This Act was signed into law by President Higgins on the 20th of December 2022 and will have significant implications for the regularisation of water abstractions in Ireland.
Previous water abstraction legislation in Ireland was deemed by the European Commission to be non-compliant with the Water Framework Directive. The European Commission found that Ireland lacked a comprehensive and modern abstraction-management and control regime, and subsequently brought an infringement action against Ireland to fully transpose the Directive in respect of water abstractions.
Previous water abstraction legislation in Ireland, the Water Supplies Act 1942, only applied to public water supplies. Its focus was very much on procedures for compensating riparian owners affected by water abstractions, and other issues such as providing compensation flows downstream of the abstraction. It did not fully consider the environmental implications of such abstractions, and this deficiency became more evident following the advent of the Water Framework Directive in 2000, which requires all Member States to protect and improve water quality in all waters so that good ecological status is achieved by 2015 or, at the latest, by 2027.
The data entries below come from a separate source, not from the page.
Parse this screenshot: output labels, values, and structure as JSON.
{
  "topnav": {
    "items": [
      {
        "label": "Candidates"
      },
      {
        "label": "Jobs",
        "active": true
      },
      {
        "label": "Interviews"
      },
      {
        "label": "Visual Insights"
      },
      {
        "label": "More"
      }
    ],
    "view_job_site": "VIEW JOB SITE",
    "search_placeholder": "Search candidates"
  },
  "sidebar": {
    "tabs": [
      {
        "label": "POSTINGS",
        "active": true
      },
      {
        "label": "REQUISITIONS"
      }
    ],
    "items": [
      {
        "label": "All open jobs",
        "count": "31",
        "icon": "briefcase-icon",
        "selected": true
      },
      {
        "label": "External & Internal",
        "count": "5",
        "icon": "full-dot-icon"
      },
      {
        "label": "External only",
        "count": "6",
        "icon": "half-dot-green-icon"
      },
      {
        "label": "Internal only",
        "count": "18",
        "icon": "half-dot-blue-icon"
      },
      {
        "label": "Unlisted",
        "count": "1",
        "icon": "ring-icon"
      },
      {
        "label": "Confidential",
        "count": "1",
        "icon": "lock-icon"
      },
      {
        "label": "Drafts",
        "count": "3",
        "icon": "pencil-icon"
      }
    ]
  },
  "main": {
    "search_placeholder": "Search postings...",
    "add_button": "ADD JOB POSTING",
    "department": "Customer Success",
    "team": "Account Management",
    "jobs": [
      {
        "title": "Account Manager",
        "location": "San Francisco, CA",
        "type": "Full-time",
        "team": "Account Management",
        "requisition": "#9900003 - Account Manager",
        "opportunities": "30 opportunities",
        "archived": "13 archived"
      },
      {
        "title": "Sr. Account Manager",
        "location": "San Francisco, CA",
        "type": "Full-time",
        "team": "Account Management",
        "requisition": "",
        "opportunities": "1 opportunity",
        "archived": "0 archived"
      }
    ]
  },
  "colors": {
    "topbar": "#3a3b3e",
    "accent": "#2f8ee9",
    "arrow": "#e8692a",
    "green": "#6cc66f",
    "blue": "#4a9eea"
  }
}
In response to the infringement action, Ireland, as an interim measure, introduced the European Union (Water Policy) (Abstraction Registration) Regulations 2018, which required all abstractions of 25m³ per day or more to be entered on a register of abstractions maintained by the EPA.
Following further work on the issue by the Oireachtas between 2018 and 2022, the Water Environment (Abstractions and Associated Impoundments) Act 2022 was enacted in December 2022.
The new Act sets out a system of controls on the abstraction and impoundment of water, to protect the environment and to ensure full compliance with Ireland’s responsibilities under the Water Framework Directive.
The Act provides for a modern registration, licensing and control regime for water abstractions. It includes a graduated and proportionate registration and licensing system for the abstraction of water, including:
• a simple registration system for abstractions above a threshold of 25 m³ per day, and
• a licence requirement for abstractions above a threshold of 2,000 m³ per day and in certain other circumstances (depending on the significance of the abstraction, discussed below).
A significant abstraction is defined in Section 18(1) of the Act as:
an abstraction that the Agency determines, following an assessment under subsection (3), on its own or together with other abstractions:
(a) alters, or is likely to alter, the hydrological regime of a body of surface water or a body of groundwater such that the water body fails or is likely to fail to meet its environmental objectives,
(b) alters or modifies, or is likely to alter or modify, the flow condition, continuity or morphological condition of a body of surface water as a result of the existence or operation of an associated impoundment, such that the water body fails or is likely to fail to meet its environmental objectives, or
(c) causes or is likely to cause a protected area to fail to achieve its environmental objectives.
In terms of this definition of a significant abstraction, the EPA is required to assess each proposed abstraction above the registration threshold and below the licensing threshold, to determine if it constitutes a significant abstraction. Where the EPA determines an abstraction to be significant, a licence will be required. Each assessment of significance is to be reviewed not less than once every six years.
TOBIN Consulting Engineers have a long history of planning and developing public water supply abstractions under the Water Supplies Act 1942 and look forward to assisting our clients with achieving compliance with this new water abstraction legislation.